Fabry disease (also known as alpha-galactosidase-A deficiency) is an inherited neurological disorder that occurs when the enzyme alpha-galactosidase-A cannot efficiently break down fatty materials known as lipids into smaller components that provide energy to the body. The mutated gene allows lipids to build up to harmful levels in the body's autonomic nervous system (the part of the nervous system that controls involuntary functions such as breathing and heartbeat), as well as in the eyes, kidneys, and cardiovascular system.
Males are primarily affected, although a milder and more variable form is common in females. Onset of symptoms is usually during childhood or adolescence. Neurological signs include:

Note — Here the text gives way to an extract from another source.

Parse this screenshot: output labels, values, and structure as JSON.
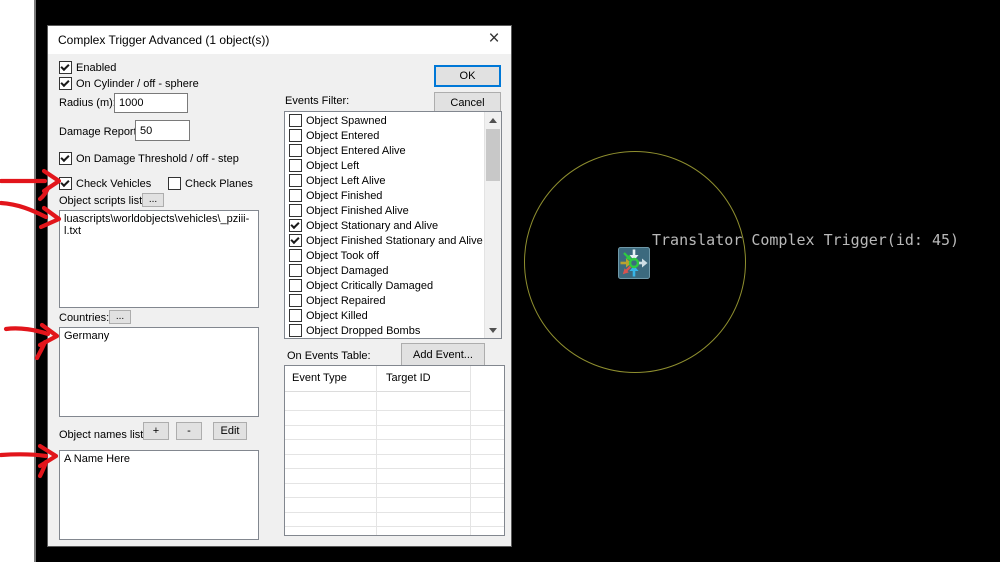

- Burning pain in the arms and legs, which worsens in hot weather or following exercise
- The buildup of excess material in the clear layers of the cornea (resulting in clouding but no change in vision)
- Impaired circulation that may lead to stroke or heart attack due to fatty storage in blood vessel walls
Other symptoms include:
- Heart enlargement
- Progressive kidney impairment leading to renal failure
- Gastrointestinal difficulties
- Decreased sweating
- Angiokeratomas (small, non-cancerous, reddish-purple elevated spots on the skin) may develop on the lower part of the trunk of the body and become more numerous with age
Enzyme replacement can reduce lipid storage, ease pain, and preserve organ function in some people with Fabry disease. Drugs are often prescribed to treat pain and gastrointestinal distress that accompanies Fabry disease but do not treat the disease. The U.S. Food and Drug Administration (FDA) has approved migalastat (Galafold) as an oral medication for adults with Fabry disease who have a certain genetic mutation. Anti-platelet medications can help prevent strokes and medications that lower blood pressure can slow the decline of kidney function in people with Fabry disease. Some individuals may require kidney transplants or dialysis.
How can I or my loved one help improve care for people with Fabry disease?
Consider participating in a clinical trial so clinicians and scientists can learn more about Fabry disease and related disorders. Clinical research uses human volunteers to help researchers learn more about a disorder and perhaps find better ways to safely detect, treat, or prevent disease.
All types of volunteers are needed—those who are healthy or may have an illness or disease—of all different ages, sexes, races, and ethnicities to ensure that study results apply to as many people as possible, and that treatments will be safe and effective for everyone who will use them.
For information about participating in clinical research visit NIH Clinical Research Trials and You. Learn about clinical trials currently looking for people with Fabry disease at Clinicaltrials.gov.
Where can I find more information about Fabry disease?
The following organizations offer information and other resources about Fabry disease and lipid storage diseases:
Fabry Support & Information Group
Genetics and Rare Diseases (GARD) Information Center
Hide and Seek Foundation for Lysosomal Storage Disease Research
National Fabry Disease Foundation